The panel turned to what those in the travel industry need to know about the LGBTQ+ traveler. The idea that there was no one size fits all was immediately apparent. Serrano stressed, “Not all LGBTQ-identified spaces are safe for black people and queer people. You know, there’s a long history of why you should have black pride. The importance of choosing music, delivering it, and talking to security and DJs and their response to people of color is an indicator of how safe a space is.” Consistent training was also key, Serrano says, and not just during Pride Month.
“You train everybody and you train them constantly because the information of the LGBTQ+ community is always there. [changes]” he said, when he abused his transsexual aunt in a hotel in Amsterdam at a Pride event in that city.
Small gestures go a long way, says Troisie, “I definitely want to know if we want to feel safe, whether that’s a gender-neutral bathroom or maybe a pin you’re wearing. That’s like a rainbow flag or something like that. And it’s really the little things that make a big difference.”
Cities like Atlanta, Stockholm, Madrid and Paris are discussed where to go and their favorite places. “I was in awe,” Troisi said of her recent trip to Kansas City, telling the audience. I had never been to the Midwest before. And it was a very, very reassuring place. “This weird queer utopia, where queerness is not only acceptable,” Troisim, a native of Long Island, said of Fire Island. He will be honored and respected. We are the majority there and it is a beautiful, majestic place.
In contrast, Serrano explained to Queer Color that “Fire Island can be hit or miss.” For example, he discussed how black pride on Fire Island would never happen.
All the speakers were impressed with the idea of delegation and stepping out, even under difficult circumstances.

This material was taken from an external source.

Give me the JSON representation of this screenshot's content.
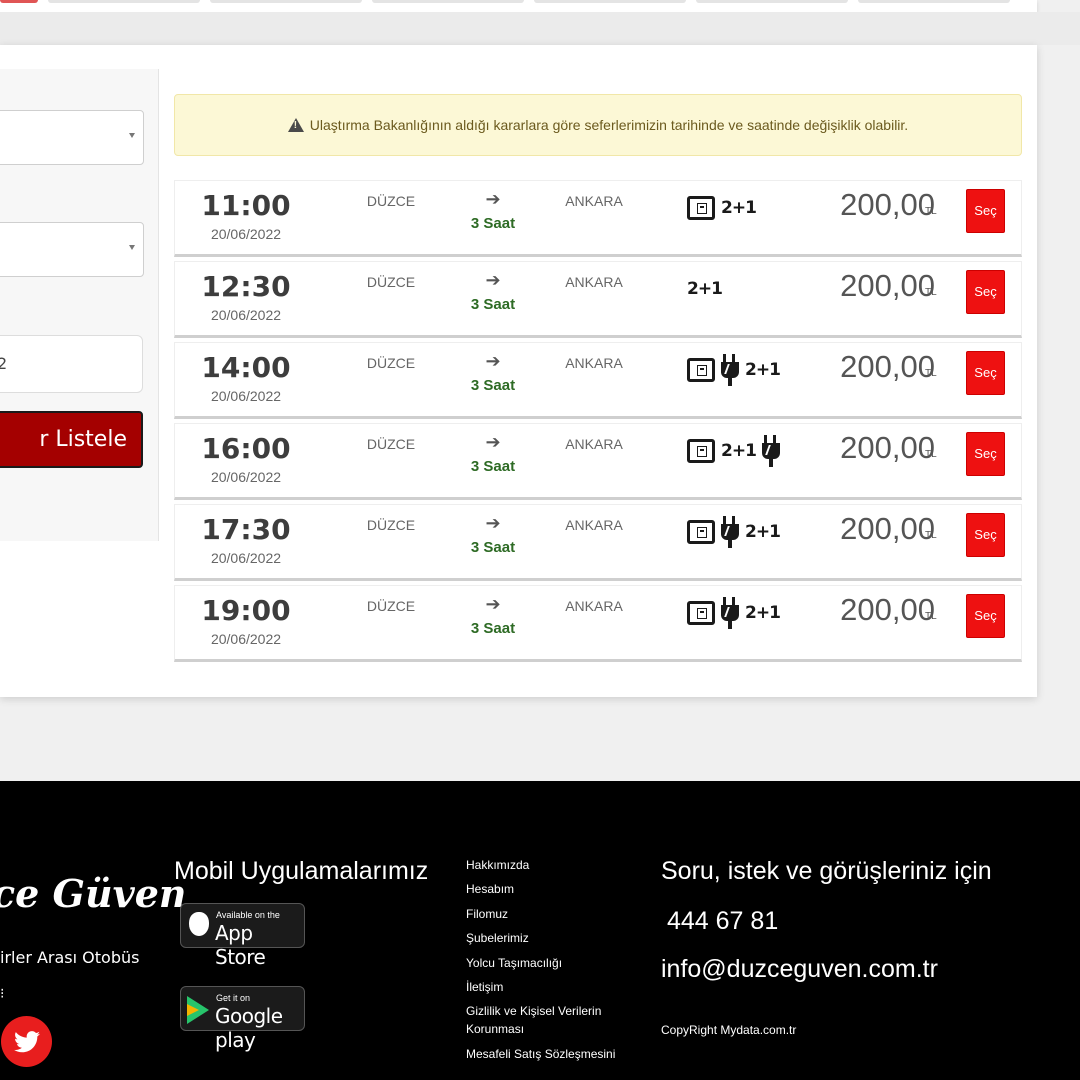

And for the speakers, this means different identities.
Troisi explained that this applies not only to travel, but also to everyday life, such as a disability. “There was a little girl from Russia who had one arm like me,” she said of being a camp counselor. And I’m like, she can’t know that I’m out here, you know. She always wears long sleeves to cover her cleavage. And at first I lost sight of how much she meant to me. And the closer we got, the more I realized I was making a difference in her life, which was truly humbling and special to me. That’s what I want to say to anyone here – just be your true and authentic self, no matter where you are. You never know whose life you will touch.
“Our presence can really change someone’s life,” Troisi said of travel and other ways LGBTQ+ people live their lives.
Although many felt a sense of progress, in closing the event, Lentz noted that the current state of affairs in Florida is that their partner company, JetBlue, has rebranded their diversity training as “your customer base.”
“It’s such a crazy time right now,” she added.